Speaking to investors, Murdoch said he was “happy” with recent programming changes put in place at Fox News, which has overhauled its daytime schedule and added a new hour of opinion at 7 p.m. in place of news programming. Murdoch also expressed satisfaction with a recent decision to bring former Trump economic advisor and longtime CNBC personality Larry Kudlow to Fox Business Network. Kudlow will for all intents and purposes replace a show anchored by Lou Dobbs, a firebrand personality who offered fierce support of President Donald Trump. His show was canceled last week.

Scott is staying while other news chiefs are leaving. At rival MSNBC, longtime president Phil Griffin  has made way for Rashida Jones. At CNN, president Jeff Zucker has indicated he intends to leave the WarnerMedia operation at the end of 2021. And at ABC News, president James Goldston will leave at the end of March.

Murdoch said executives continue to operate Fox News as a media venue that aims for “center-right” political viewers, and dismissed suggestions the network felt a need to lure viewers who held more extreme views., though rivals such as Newsmax have seen some spikes in viewership. “‘We don’t believe we need to go further right,” he said to investors. “We believe the center-right is where America’s politics are.”

He also shrugged off recent concerns about Fox News Channel ratings, which have seen some declines since the November presidential election. “This is a cycle we have seen before,” he said, noting that executives expected to see some normalization in trends as the nation moved along after the Trump presidency.

Scott became CEO in 2018, replacing Bill Shine and Jack Abernethy as co-presidents of the operation, and becoming the first female executive to oversee Fox News. She inherited a company that was still reeling from disclosures about the behavior of former Fox News chief Roger Ailes, and was among the executives that had to plot a strategy forward as Fox News lost its best-known anchor, Bill O’Reilly, after he was dismissed as the results of claims made about his behavior with various women. Both Ailes and O’Reilly have denied all or some of the allegations made against them.

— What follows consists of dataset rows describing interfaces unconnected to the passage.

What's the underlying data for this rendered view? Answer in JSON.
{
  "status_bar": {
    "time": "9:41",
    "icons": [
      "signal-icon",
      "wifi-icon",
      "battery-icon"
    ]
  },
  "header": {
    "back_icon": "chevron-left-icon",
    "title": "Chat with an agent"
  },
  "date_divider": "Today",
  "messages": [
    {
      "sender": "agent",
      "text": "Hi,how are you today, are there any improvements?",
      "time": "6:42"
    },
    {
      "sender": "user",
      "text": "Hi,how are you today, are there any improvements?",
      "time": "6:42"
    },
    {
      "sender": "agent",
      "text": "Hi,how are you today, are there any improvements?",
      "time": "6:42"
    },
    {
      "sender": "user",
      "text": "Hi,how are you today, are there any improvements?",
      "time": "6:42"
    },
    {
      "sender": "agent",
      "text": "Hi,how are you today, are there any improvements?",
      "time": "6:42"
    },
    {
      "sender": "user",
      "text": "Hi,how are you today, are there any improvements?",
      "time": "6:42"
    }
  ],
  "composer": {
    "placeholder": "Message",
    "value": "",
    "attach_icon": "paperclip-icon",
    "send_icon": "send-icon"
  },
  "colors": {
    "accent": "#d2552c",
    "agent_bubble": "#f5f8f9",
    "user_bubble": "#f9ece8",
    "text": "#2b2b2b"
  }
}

Since taking the helm, Scott has expanded the number of hours of live programming on Fox News, and given new prominence to anchors including Tucker Carlson, Dana Perino and Harris Faulkner.  She has also steered the company into new digital ventures, including streaming-video ventures like Fox Nation and Fox News International, while recalibrating the company’s digital -news sites.

She faces two very different sets of critics. Viewers who embrace politics from the far right often feel Fox News doesn’t go far enough to confirm their viewpoints, while other detractors believe Fox News’ very close alignment with former President Trump has turned the outlet into a bullhorn for disinformation.

Speaking on the call, Murdoch said he expected scrutiny of Fox News operations to remain at high levels. “There will be a few more trees cut down,” he said, by outlets writing about Fox News in days to come.

“We don’t believe we need to go further right. We don’t think America is further right,” Murdoch said. “We’re obviously not going to pivot left. All of our competitors are to the far left.”